===== Data section
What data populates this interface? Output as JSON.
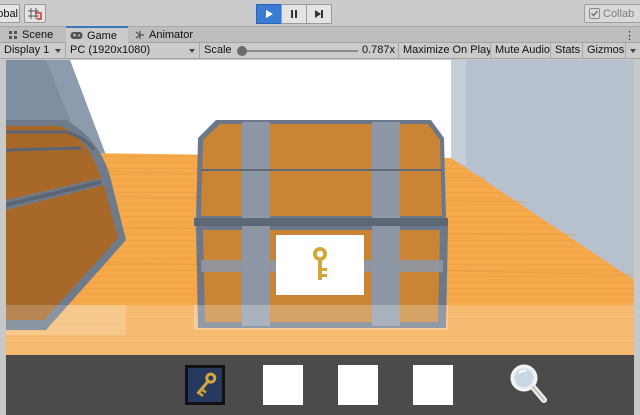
{
  "toolbar": {
    "global_label": "Global",
    "collab_label": "Collab",
    "play_buttons": [
      "play",
      "pause",
      "step"
    ]
  },
  "tabs": [
    {
      "label": "Scene",
      "icon": "scene-grid-icon"
    },
    {
      "label": "Game",
      "icon": "gamepad-icon",
      "active": true
    },
    {
      "label": "Animator",
      "icon": "animator-icon"
    }
  ],
  "game_toolbar": {
    "display": "Display 1",
    "resolution": "PC (1920x1080)",
    "scale_label": "Scale",
    "scale_value": "0.787x",
    "scale_fraction": 0.0,
    "maximize": "Maximize On Play",
    "mute": "Mute Audio",
    "stats": "Stats",
    "gizmos": "Gizmos"
  },
  "scene": {
    "chest_label_icon": "key-icon",
    "colors": {
      "floor": "#f5a94a",
      "wall_left": "#8f9fb0",
      "wall_right": "#b8c3cf",
      "back_wall": "#ffffff",
      "wood": "#c98535",
      "band": "#8d97a6",
      "key": "#d4a63a"
    }
  },
  "inventory": {
    "slots": [
      {
        "item": "key-icon",
        "selected": true
      },
      {
        "item": "",
        "selected": false
      },
      {
        "item": "",
        "selected": false
      },
      {
        "item": "",
        "selected": false
      }
    ],
    "tool_icon": "magnifier-icon",
    "background": "#4b4b4b"
  }
}
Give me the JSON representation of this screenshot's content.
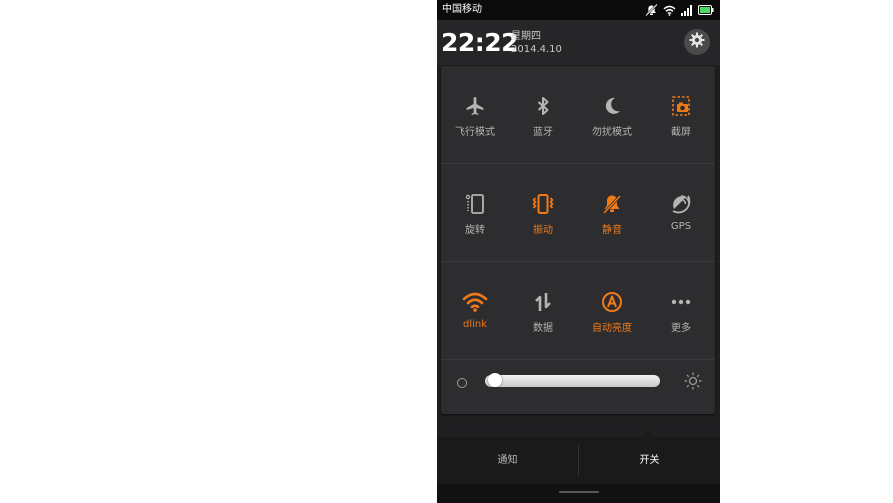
{
  "status_bar": {
    "carrier": "中国移动"
  },
  "clock": {
    "time": "22:22",
    "weekday": "星期四",
    "date": "2014.4.10"
  },
  "colors": {
    "accent": "#f07a1a",
    "inactive": "#b4b4b4",
    "panel": "#2d2d2f"
  },
  "toggles": {
    "airplane": {
      "label": "飞行模式",
      "icon": "airplane-icon",
      "on": false
    },
    "bluetooth": {
      "label": "蓝牙",
      "icon": "bluetooth-icon",
      "on": false
    },
    "dnd": {
      "label": "勿扰模式",
      "icon": "moon-icon",
      "on": false
    },
    "screenshot": {
      "label": "截屏",
      "icon": "screenshot-icon",
      "on": true
    },
    "rotate": {
      "label": "旋转",
      "icon": "rotate-icon",
      "on": false
    },
    "vibrate": {
      "label": "振动",
      "icon": "vibrate-icon",
      "on": true
    },
    "silent": {
      "label": "静音",
      "icon": "mute-bell-icon",
      "on": true
    },
    "gps": {
      "label": "GPS",
      "icon": "gps-icon",
      "on": false
    },
    "wifi": {
      "label": "dlink",
      "icon": "wifi-icon",
      "on": true
    },
    "data": {
      "label": "数据",
      "icon": "data-arrows-icon",
      "on": false
    },
    "auto_brightness": {
      "label": "自动亮度",
      "icon": "auto-brightness-icon",
      "on": true
    },
    "more": {
      "label": "更多",
      "icon": "more-dots-icon",
      "on": false
    }
  },
  "brightness": {
    "level": 0.03
  },
  "tabs": {
    "notify": "通知",
    "switches": "开关",
    "active": "switches"
  }
}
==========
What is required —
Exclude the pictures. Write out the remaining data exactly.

Exercise output —
What data populates this interface? Output as JSON.
{
  "toolbar": {
    "global_label": "Global",
    "collab_label": "Collab",
    "play_buttons": [
      "play",
      "pause",
      "step"
    ]
  },
  "tabs": [
    {
      "label": "Scene",
      "icon": "scene-grid-icon"
    },
    {
      "label": "Game",
      "icon": "gamepad-icon",
      "active": true
    },
    {
      "label": "Animator",
      "icon": "animator-icon"
    }
  ],
  "game_toolbar": {
    "display": "Display 1",
    "resolution": "PC (1920x1080)",
    "scale_label": "Scale",
    "scale_value": "0.787x",
    "scale_fraction": 0.0,
    "maximize": "Maximize On Play",
    "mute": "Mute Audio",
    "stats": "Stats",
    "gizmos": "Gizmos"
  },
  "scene": {
    "chest_label_icon": "key-icon",
    "colors": {
      "floor": "#f5a94a",
      "wall_left": "#8f9fb0",
      "wall_right": "#b8c3cf",
      "back_wall": "#ffffff",
      "wood": "#c98535",
      "band": "#8d97a6",
      "key": "#d4a63a"
    }
  },
  "inventory": {
    "slots": [
      {
        "item": "key-icon",
        "selected": true
      },
      {
        "item": "",
        "selected": false
      },
      {
        "item": "",
        "selected": false
      },
      {
        "item": "",
        "selected": false
      }
    ],
    "tool_icon": "magnifier-icon",
    "background": "#4b4b4b"
  }
}
Give me the JSON representation of this screenshot's content.
{
  "status_bar": {
    "carrier": "中国移动"
  },
  "clock": {
    "time": "22:22",
    "weekday": "星期四",
    "date": "2014.4.10"
  },
  "colors": {
    "accent": "#f07a1a",
    "inactive": "#b4b4b4",
    "panel": "#2d2d2f"
  },
  "toggles": {
    "airplane": {
      "label": "飞行模式",
      "icon": "airplane-icon",
      "on": false
    },
    "bluetooth": {
      "label": "蓝牙",
      "icon": "bluetooth-icon",
      "on": false
    },
    "dnd": {
      "label": "勿扰模式",
      "icon": "moon-icon",
      "on": false
    },
    "screenshot": {
      "label": "截屏",
      "icon": "screenshot-icon",
      "on": true
    },
    "rotate": {
      "label": "旋转",
      "icon": "rotate-icon",
      "on": false
    },
    "vibrate": {
      "label": "振动",
      "icon": "vibrate-icon",
      "on": true
    },
    "silent": {
      "label": "静音",
      "icon": "mute-bell-icon",
      "on": true
    },
    "gps": {
      "label": "GPS",
      "icon": "gps-icon",
      "on": false
    },
    "wifi": {
      "label": "dlink",
      "icon": "wifi-icon",
      "on": true
    },
    "data": {
      "label": "数据",
      "icon": "data-arrows-icon",
      "on": false
    },
    "auto_brightness": {
      "label": "自动亮度",
      "icon": "auto-brightness-icon",
      "on": true
    },
    "more": {
      "label": "更多",
      "icon": "more-dots-icon",
      "on": false
    }
  },
  "brightness": {
    "level": 0.03
  },
  "tabs": {
    "notify": "通知",
    "switches": "开关",
    "active": "switches"
  }
}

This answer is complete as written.